Running around to Give you the Reacharound
Fixin' the World Baseball Classic
1. Due to the timing, many of the best players sit out of competition.
Sure, someone like a Gary Sheffield ("if they ain't payin' me, i'm not playin" -2006) or Barry Bonds would never play in something like this; but, when stars like Albert Pujols and Johan Santana elect to sit this one out due to (very legitimate) concerns about how it will effect their readiness for the upcoming season, it kind of undermines the whole "world's best" mentality. Add in behind-the-scenes grumblings (like the Braves' supposed balking at a deal with Japaneese ace Kenshin Kawakami until he agreed not to play in the WBC), and the point is driven home further: MLB front offices don't like this thing. Not sure this problem can be fixed, at least until the WBC gains some Olympic-esque cache.
2. Teams can cherry pick players who've never lived in their country.
This seems less common this year, but why the hell should Nomar Garciaparra (born in California) be allowed to play for Mexico as he did in 2006? Maybe I'm sounding old-fashoined here, but you rep where you from. And A-Rod, born n' raised in Miami, is not from the Dominican Republic (though that seems like less of an issue now). Look at Italy's roster! It's like they let any scrub major leaguer whose name ends in a vowel on the team. I'd bet half that roster has never set foot in The Boot before. This rule needs to go...both here, and in the Olympics. Ben Gordon playing for England my ass.
3. Some of these teams should not be in the WBC, period.
Sorry, Selig, baseball ain't soccer. It's not a worldwide, beloved sport. They don't play world-class baseball in Europe. Ditto for South Africa. Peep this list of where every major league player ever has been born. Click the European countries. None of them have produced a major leaguer since the days when our Presidents wore monocles. Therefore, Italy and South Africa, be gone.
Taiwan and South Korea are new to the game and are already sending their best to the bigs, so they can stay.
China gets a pass too, since it's impossible to do anything global nowadays without including them. Plus, pretty soon they'll be genetically engeneering baseball players and forcing four-year-olds to undergo Tommy John surgery, so we may as well go ahead and jump the gun on this one.
Australia can stay as well, as they have proven quite adept at pumping out end-of-the-bench type talents.
Netherlands, you can hold your spot by default, but you have to change your name to Dutch Antillies, to better represent where your baseball bread is buttered.
Replace Italy and South Africa with Columbia (let Edgar Rentaria and Orlando Cabrera fight to the death for the starting SS spot) and Nicaragua, countries that play baseball year-round and have actually produced major-leaguers this century.
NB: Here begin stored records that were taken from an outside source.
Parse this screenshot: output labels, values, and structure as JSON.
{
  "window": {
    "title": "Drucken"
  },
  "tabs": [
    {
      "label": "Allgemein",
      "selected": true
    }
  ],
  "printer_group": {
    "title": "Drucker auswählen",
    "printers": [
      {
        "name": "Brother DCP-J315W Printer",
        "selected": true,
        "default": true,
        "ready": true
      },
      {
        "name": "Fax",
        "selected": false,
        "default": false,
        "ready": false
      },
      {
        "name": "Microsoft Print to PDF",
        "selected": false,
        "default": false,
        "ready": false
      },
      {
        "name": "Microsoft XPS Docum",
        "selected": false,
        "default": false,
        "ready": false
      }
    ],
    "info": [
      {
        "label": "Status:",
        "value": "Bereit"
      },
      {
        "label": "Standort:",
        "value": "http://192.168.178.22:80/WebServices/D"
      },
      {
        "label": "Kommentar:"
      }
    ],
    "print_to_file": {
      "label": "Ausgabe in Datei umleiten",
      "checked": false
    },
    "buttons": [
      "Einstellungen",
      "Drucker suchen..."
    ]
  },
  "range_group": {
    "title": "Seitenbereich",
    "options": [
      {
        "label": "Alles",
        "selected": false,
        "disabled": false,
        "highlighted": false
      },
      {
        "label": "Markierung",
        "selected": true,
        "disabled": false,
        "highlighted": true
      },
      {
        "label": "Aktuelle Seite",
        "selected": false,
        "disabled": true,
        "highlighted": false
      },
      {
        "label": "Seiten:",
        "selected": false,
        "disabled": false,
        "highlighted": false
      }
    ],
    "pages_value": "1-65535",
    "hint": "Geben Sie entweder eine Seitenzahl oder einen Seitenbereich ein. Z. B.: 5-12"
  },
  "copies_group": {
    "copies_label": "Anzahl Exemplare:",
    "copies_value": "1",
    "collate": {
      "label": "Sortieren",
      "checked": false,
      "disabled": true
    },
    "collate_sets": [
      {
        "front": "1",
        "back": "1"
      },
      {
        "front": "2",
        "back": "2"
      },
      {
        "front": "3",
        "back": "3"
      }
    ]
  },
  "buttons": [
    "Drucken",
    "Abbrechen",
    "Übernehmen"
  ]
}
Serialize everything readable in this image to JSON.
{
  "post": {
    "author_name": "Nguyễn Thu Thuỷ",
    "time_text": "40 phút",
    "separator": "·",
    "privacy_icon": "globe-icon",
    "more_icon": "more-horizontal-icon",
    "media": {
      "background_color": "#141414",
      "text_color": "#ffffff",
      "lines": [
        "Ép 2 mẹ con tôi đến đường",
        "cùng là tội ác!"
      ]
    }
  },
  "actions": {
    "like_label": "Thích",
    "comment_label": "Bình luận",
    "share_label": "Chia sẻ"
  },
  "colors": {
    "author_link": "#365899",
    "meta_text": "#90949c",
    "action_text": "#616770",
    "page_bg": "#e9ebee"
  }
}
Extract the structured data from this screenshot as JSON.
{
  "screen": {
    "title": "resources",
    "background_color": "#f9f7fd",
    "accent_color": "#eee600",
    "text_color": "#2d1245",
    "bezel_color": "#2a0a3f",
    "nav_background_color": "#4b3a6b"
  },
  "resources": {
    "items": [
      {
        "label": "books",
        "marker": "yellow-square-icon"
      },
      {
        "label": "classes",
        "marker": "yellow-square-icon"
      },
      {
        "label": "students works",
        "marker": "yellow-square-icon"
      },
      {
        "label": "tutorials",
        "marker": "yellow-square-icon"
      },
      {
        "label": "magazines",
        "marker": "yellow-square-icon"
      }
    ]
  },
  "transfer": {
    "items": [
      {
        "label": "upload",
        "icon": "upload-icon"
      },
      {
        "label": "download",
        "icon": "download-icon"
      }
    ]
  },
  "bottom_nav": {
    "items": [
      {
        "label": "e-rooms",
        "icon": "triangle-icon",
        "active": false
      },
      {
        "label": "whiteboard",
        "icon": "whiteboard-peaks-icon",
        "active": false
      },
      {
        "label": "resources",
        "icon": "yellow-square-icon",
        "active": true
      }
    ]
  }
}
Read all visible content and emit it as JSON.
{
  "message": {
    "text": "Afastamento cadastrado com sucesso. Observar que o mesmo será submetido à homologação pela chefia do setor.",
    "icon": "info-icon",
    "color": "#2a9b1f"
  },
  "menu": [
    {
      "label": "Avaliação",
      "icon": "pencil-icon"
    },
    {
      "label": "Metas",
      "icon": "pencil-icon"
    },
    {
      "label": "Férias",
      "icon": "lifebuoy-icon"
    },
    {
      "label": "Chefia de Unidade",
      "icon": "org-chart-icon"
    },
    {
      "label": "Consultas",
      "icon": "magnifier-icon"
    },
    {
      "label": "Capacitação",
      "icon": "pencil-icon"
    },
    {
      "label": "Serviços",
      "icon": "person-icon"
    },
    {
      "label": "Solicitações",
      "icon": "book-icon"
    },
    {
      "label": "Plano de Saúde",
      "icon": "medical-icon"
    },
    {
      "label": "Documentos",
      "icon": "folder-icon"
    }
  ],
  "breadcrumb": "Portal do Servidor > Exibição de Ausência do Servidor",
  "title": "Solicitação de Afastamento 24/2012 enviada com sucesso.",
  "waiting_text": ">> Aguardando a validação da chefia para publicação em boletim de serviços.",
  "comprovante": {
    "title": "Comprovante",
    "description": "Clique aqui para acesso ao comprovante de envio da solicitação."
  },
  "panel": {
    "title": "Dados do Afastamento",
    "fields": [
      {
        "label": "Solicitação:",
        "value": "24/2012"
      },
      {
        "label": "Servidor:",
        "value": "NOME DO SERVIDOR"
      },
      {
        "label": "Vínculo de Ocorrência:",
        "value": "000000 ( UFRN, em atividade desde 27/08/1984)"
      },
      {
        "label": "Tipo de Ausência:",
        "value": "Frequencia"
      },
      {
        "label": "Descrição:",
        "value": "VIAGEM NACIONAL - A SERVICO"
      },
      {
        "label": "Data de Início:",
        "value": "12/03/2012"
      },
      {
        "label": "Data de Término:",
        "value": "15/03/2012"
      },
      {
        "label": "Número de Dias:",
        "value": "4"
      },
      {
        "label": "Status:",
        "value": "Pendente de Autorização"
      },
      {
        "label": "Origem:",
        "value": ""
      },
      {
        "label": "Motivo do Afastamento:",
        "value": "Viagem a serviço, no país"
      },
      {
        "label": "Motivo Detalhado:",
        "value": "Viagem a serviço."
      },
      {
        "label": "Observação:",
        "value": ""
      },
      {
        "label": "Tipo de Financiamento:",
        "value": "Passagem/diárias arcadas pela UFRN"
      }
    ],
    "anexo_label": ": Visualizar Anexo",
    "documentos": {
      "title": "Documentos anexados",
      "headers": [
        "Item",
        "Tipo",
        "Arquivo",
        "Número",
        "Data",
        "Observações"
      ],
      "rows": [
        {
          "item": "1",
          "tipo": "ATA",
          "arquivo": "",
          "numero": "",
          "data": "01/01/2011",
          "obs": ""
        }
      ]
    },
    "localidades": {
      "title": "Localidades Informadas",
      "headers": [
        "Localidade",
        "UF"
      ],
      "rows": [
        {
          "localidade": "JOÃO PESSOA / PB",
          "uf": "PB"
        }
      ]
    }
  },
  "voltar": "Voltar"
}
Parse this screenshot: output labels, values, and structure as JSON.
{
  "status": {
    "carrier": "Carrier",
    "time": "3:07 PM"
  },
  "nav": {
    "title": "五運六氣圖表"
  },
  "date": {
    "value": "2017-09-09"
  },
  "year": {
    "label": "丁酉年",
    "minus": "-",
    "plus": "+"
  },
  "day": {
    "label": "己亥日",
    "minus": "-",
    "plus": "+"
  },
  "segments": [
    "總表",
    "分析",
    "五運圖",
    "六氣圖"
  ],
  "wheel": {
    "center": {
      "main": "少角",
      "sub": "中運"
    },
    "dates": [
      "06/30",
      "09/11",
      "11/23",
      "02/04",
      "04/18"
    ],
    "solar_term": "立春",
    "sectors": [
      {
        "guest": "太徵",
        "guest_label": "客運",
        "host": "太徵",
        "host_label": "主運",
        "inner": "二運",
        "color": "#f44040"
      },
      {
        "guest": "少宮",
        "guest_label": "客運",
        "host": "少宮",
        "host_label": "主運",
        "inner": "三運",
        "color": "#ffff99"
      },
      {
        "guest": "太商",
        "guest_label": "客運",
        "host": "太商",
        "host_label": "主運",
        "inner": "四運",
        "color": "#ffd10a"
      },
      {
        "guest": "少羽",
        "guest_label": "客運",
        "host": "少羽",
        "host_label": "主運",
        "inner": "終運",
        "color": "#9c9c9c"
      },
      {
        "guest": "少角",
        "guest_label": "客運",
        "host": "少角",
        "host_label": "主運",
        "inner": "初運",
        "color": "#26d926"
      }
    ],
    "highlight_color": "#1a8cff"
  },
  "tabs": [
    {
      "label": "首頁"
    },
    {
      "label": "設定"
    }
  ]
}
Hopefully, this can mean the end of the mercy rule (yes, there really is one) in the WBC.
So there you have it...a tournament consisting of teams made up of players actually from the countries they're representing, in which baseball is actually played. A novel concept, I know, but one juuust obvious enough for Selig to miss the boat. And while we're at it, let's keep holding this thing every three years (after this year, it will be held every four years), just to give it some history and intrigue. This could help with problem #1, as national pride might be enough to bring out the biggest stars in the game.
Tomorrow: Sue's WBC predictions.
Saturday: USA's Game 1 liveblog. C'mon, it's early March, and I'm not feelin like talking about how the Hawks are quietly collapsing, so what else do ya want from us?